Task instructions
Write out the whole listing exactly.

Dataset extract

==============================

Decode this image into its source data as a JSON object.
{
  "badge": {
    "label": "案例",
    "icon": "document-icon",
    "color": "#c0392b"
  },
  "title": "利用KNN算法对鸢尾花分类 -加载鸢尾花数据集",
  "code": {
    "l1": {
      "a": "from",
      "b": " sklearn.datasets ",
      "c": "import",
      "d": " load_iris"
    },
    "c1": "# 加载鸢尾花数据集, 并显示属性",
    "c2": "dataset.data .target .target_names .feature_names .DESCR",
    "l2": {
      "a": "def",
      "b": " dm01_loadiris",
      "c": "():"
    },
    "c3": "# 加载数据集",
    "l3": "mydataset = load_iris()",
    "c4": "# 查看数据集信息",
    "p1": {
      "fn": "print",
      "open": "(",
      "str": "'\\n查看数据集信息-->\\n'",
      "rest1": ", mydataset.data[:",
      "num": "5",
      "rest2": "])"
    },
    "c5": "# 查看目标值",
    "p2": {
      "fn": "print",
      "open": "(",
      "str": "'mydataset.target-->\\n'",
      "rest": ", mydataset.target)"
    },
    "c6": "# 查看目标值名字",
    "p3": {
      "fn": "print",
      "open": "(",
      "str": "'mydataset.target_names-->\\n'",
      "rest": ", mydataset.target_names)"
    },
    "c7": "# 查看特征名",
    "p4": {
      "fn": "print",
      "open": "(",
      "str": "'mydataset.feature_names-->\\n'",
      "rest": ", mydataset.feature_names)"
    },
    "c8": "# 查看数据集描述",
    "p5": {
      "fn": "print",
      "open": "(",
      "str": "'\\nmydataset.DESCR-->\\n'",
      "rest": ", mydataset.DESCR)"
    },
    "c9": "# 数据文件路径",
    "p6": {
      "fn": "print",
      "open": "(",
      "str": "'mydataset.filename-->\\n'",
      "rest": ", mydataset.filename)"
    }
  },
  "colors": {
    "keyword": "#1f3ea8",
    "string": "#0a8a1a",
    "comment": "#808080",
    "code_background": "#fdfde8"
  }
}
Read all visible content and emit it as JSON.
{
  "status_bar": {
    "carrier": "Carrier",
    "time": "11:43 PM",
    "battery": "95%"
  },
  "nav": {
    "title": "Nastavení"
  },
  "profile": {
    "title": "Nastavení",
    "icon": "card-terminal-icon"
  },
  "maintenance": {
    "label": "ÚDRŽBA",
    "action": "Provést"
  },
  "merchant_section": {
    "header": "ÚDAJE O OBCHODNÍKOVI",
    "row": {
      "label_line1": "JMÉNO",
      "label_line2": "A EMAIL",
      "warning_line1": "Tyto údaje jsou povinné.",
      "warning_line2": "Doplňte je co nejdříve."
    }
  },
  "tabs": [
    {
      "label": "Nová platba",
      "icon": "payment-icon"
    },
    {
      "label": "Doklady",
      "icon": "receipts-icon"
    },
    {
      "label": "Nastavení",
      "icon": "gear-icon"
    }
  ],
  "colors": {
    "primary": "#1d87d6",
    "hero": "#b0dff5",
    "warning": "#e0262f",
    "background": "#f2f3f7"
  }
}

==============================

Written answer
Decode this image into its source data as a JSON object.
{
  "badge": {
    "label": "案例",
    "icon": "document-icon",
    "color": "#c0392b"
  },
  "title": "利用KNN算法对鸢尾花分类 -加载鸢尾花数据集",
  "code": {
    "l1": {
      "a": "from",
      "b": " sklearn.datasets ",
      "c": "import",
      "d": " load_iris"
    },
    "c1": "# 加载鸢尾花数据集, 并显示属性",
    "c2": "dataset.data .target .target_names .feature_names .DESCR",
    "l2": {
      "a": "def",
      "b": " dm01_loadiris",
      "c": "():"
    },
    "c3": "# 加载数据集",
    "l3": "mydataset = load_iris()",
    "c4": "# 查看数据集信息",
    "p1": {
      "fn": "print",
      "open": "(",
      "str": "'\\n查看数据集信息-->\\n'",
      "rest1": ", mydataset.data[:",
      "num": "5",
      "rest2": "])"
    },
    "c5": "# 查看目标值",
    "p2": {
      "fn": "print",
      "open": "(",
      "str": "'mydataset.target-->\\n'",
      "rest": ", mydataset.target)"
    },
    "c6": "# 查看目标值名字",
    "p3": {
      "fn": "print",
      "open": "(",
      "str": "'mydataset.target_names-->\\n'",
      "rest": ", mydataset.target_names)"
    },
    "c7": "# 查看特征名",
    "p4": {
      "fn": "print",
      "open": "(",
      "str": "'mydataset.feature_names-->\\n'",
      "rest": ", mydataset.feature_names)"
    },
    "c8": "# 查看数据集描述",
    "p5": {
      "fn": "print",
      "open": "(",
      "str": "'\\nmydataset.DESCR-->\\n'",
      "rest": ", mydataset.DESCR)"
    },
    "c9": "# 数据文件路径",
    "p6": {
      "fn": "print",
      "open": "(",
      "str": "'mydataset.filename-->\\n'",
      "rest": ", mydataset.filename)"
    }
  },
  "colors": {
    "keyword": "#1f3ea8",
    "string": "#0a8a1a",
    "comment": "#808080",
    "code_background": "#fdfde8"
  }
}
Read all visible content and emit it as JSON.
{
  "status_bar": {
    "carrier": "Carrier",
    "time": "11:43 PM",
    "battery": "95%"
  },
  "nav": {
    "title": "Nastavení"
  },
  "profile": {
    "title": "Nastavení",
    "icon": "card-terminal-icon"
  },
  "maintenance": {
    "label": "ÚDRŽBA",
    "action": "Provést"
  },
  "merchant_section": {
    "header": "ÚDAJE O OBCHODNÍKOVI",
    "row": {
      "label_line1": "JMÉNO",
      "label_line2": "A EMAIL",
      "warning_line1": "Tyto údaje jsou povinné.",
      "warning_line2": "Doplňte je co nejdříve."
    }
  },
  "tabs": [
    {
      "label": "Nová platba",
      "icon": "payment-icon"
    },
    {
      "label": "Doklady",
      "icon": "receipts-icon"
    },
    {
      "label": "Nastavení",
      "icon": "gear-icon"
    }
  ],
  "colors": {
    "primary": "#1d87d6",
    "hero": "#b0dff5",
    "warning": "#e0262f",
    "background": "#f2f3f7"
  }
}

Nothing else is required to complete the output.